“I am innocent until proven guilty,” said Floyd, 21, a sophomore biology student from Tallahassee.

Floyd is charged with two counts of false report of a bomb or explosive on state property, which is a second-degree felony He was booked into the Leon County Jail after being arrested.

FAMUPD said the caller contacted them shortly before 8 a.m. on two occasions, claiming that a bomb was in Tucker Hall on Wednesday, Feb. 4 and Friday Feb. 6.

In both cases, FAMUPD responded by securing and searching the facility. In neither instance was an explosive devise found.

Because FAMUPD records can trace callers, the campus police believe Floyd called in the bomb threat. Floyd doubts the evidence that FAMUPD has against him.

“They claim my voice is a match to the voice of the caller … it wasn’t me, I didn’t do it,” Floyd said.

“Because a second-degree felony does not carry a mandated sentence, there is a very wide range of sentencing allotted,” said Deputy State Attorney C.W. Goodwin. “His sentencing will be based on pervious crime records.”

If convicted Floyd could receive penalties ranging from probation to 15 years in prison.

Floyd said he’s not guilty and has had no previous problems with the law.

“I have no previous crime record,” Floyd said.

But according to his criminal records, Floyd has been charged with two counts of fraud impersonation, breach of peace, violation of probation, grand theft and civil contempt.

Floyd’s family said that he is innocent.

“I never thought that Joel would do anything like this,” said Floyd’s sister Tishunta Floyd. “If he did do it, he probably did not mean any harm … he’s just a college student who plays too much.”

Floyd is the second person in four years who has been arrested for bomb threats at FAMU. The difference between the two incidents is that the first caller carried out his threats.

Lawrence Lombardi, a white unemployed embalmer, was sentenced to life in prison for setting off two pipe bombs in 1999. The bombings were accompanied by racist phone calls to WTXL-TV, a local news station.

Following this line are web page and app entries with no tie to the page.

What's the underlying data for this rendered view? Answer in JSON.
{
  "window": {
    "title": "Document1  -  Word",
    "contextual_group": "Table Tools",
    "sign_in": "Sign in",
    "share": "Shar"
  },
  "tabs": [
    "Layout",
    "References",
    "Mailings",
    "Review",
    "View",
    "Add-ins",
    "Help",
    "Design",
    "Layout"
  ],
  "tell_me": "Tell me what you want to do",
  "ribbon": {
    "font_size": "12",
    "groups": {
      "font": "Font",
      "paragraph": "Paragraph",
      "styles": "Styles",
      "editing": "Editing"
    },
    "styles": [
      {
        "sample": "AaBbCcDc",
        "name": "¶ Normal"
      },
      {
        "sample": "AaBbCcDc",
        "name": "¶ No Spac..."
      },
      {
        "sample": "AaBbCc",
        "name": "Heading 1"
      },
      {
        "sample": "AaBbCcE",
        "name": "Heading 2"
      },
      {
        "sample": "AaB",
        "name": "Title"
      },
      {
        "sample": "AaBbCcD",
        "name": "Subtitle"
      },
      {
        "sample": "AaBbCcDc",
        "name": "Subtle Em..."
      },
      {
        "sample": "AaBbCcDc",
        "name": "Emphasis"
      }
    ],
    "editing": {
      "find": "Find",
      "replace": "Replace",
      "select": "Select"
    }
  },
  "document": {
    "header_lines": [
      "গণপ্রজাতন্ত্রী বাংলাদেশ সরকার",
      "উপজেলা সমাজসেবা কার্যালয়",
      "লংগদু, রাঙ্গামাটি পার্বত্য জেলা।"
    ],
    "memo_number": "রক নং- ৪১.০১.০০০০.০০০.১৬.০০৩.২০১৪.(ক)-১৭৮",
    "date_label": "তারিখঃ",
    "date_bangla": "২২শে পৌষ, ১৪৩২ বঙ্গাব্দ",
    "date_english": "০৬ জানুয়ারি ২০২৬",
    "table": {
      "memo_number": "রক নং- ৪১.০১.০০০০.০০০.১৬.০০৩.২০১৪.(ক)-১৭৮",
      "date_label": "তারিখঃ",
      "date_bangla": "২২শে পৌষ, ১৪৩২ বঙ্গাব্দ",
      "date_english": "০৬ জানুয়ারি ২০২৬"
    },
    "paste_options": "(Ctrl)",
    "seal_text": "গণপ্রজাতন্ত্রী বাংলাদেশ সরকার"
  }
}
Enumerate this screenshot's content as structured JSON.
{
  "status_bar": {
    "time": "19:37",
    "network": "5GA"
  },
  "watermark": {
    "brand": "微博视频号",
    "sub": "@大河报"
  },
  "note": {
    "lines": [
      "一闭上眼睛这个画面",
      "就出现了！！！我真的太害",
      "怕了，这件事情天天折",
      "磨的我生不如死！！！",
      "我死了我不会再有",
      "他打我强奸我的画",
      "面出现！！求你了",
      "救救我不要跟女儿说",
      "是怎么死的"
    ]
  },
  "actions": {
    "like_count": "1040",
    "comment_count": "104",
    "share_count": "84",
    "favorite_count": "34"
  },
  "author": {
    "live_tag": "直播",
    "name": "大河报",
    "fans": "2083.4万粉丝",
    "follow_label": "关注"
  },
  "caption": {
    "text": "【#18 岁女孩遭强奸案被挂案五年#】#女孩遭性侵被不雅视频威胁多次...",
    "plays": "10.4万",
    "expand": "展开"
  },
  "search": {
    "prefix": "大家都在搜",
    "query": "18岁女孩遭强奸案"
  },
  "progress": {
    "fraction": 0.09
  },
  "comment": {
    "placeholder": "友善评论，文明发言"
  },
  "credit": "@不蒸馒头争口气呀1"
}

The first bomb exploded Aug. 31, 1999, in a first floor restroom of Lee Hall. The second bomb exploded in a first floor restroom of the Perry Paige Building.

Floyd is not fretful of speculation or previous cases, and plans to go on as normal.

“I am not worried … I will continue to maintain my class schedule and receive an education,” said Floyd.

Floyd was released Tuesday on $10,000 bond.

Contact Benjamin Evans III at benjaminevans@forpresident.com